COVID-19 has had a huge impact on the UK. In May we conducted a survey to find out what impact it’s had on people affected by bipolar – including family and friends. We worked with a number of universities and people with lived experience to draft up the survey, which covered a range of topics from people’s experience of COVID-19 itself, to mood and access to services during lockdown.

We are blown away by the response – we have received over 1,700 responses in two weeks!  Preliminary results show that, perhaps as might be expected, many people with the condition are struggling due to the stress, uncertainty and isolation of lockdown. 67% of people reported their mood was more unpredictable since mid-March, with the number experiencing feelings of panic and anxiety more than doubling.  

As we all know, sleep is a crucial trigger for people with the condition so it’s concerning that 65% of people said they were finding it harder to sleep than usual. 

The report also reveals that, while their bipolar symptoms have worsened, people have been having more difficulty getting help from health services.

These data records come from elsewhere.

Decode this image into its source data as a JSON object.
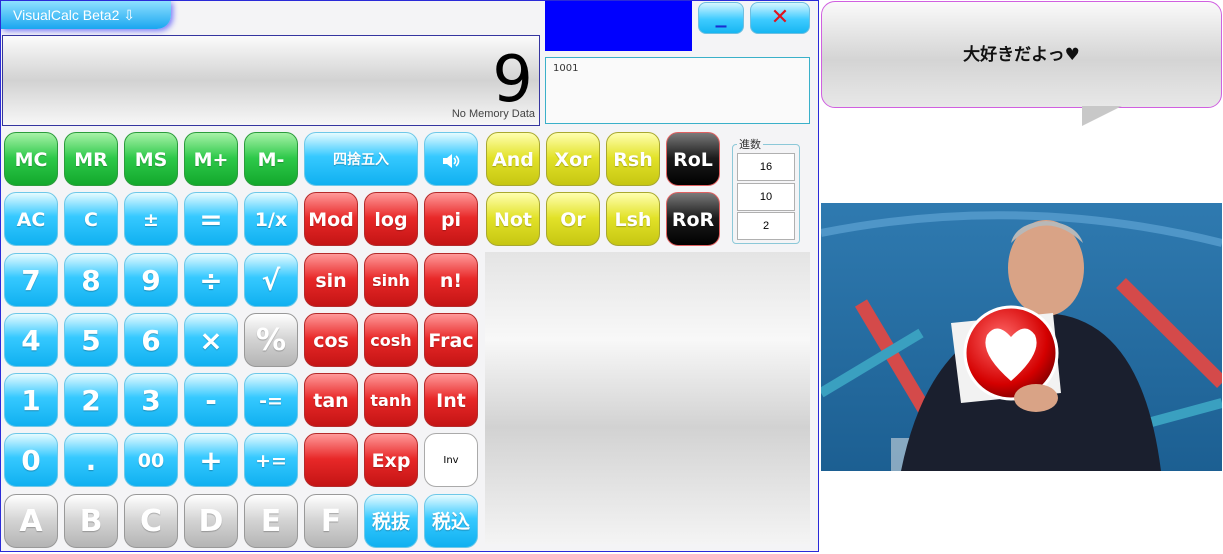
{
  "window": {
    "title": "VisualCalc Beta2",
    "title_icon": "⇩",
    "minimize_label": "_",
    "close_label": "✕"
  },
  "display": {
    "value": "9",
    "memory_status": "No Memory Data"
  },
  "history": {
    "text": "1001"
  },
  "buttons": {
    "mc": "MC",
    "mr": "MR",
    "ms": "MS",
    "mplus": "M+",
    "mminus": "M-",
    "round": "四捨五入",
    "sound_icon": "speaker-icon",
    "and": "And",
    "xor": "Xor",
    "rsh": "Rsh",
    "rol": "RoL",
    "ac": "AC",
    "c": "C",
    "plusminus": "±",
    "equals": "=",
    "reciprocal": "1/x",
    "mod": "Mod",
    "log": "log",
    "pi": "pi",
    "not": "Not",
    "or": "Or",
    "lsh": "Lsh",
    "ror": "RoR",
    "d7": "7",
    "d8": "8",
    "d9": "9",
    "divide": "÷",
    "sqrt": "√",
    "sin": "sin",
    "sinh": "sinh",
    "factorial": "n!",
    "d4": "4",
    "d5": "5",
    "d6": "6",
    "multiply": "×",
    "percent": "%",
    "cos": "cos",
    "cosh": "cosh",
    "frac": "Frac",
    "d1": "1",
    "d2": "2",
    "d3": "3",
    "minus": "-",
    "minus_eq": "-=",
    "tan": "tan",
    "tanh": "tanh",
    "int": "Int",
    "d0": "0",
    "dot": ".",
    "d00": "00",
    "plus": "+",
    "plus_eq": "+=",
    "blank_red": "",
    "exp": "Exp",
    "inv": "Inv",
    "hexA": "A",
    "hexB": "B",
    "hexC": "C",
    "hexD": "D",
    "hexE": "E",
    "hexF": "F",
    "tax_exclude": "税抜",
    "tax_include": "税込"
  },
  "base": {
    "label": "進数",
    "options": [
      "16",
      "10",
      "2"
    ]
  },
  "speech": {
    "text": "大好きだよっ♥"
  },
  "colors": {
    "accent_blue": "#0000ff",
    "green": "#2ec94a",
    "cyan": "#36c9ff",
    "red": "#e82828",
    "yellow": "#e2e228",
    "black": "#1c1c1c"
  }
}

Of those respondents who accessed such services before the lockdown, over 60% said post-COVID they had found it harder to access a GP or psychiatrist; with nearly half the sample (48%) saying it was harder to reach a Crisis Team for urgent help.

Bipolar UK CEO Simon Kitchen said: “We’re grateful that so many people in our community took the time to complete this survey. It’s a very important tool to tell us how people with bipolar are coping in the current crisis and where best to focus our limited resources to help them as much as we possibly can”.

We hope to publish the full results of the survey soon. The information will be used to inform our own service development, and will be also fed into the government, to inform their decision-making on the lockdowns. It will help policymakers and funders understand the scale of the challenge facing our community and ensure that we aren’t forgotten about.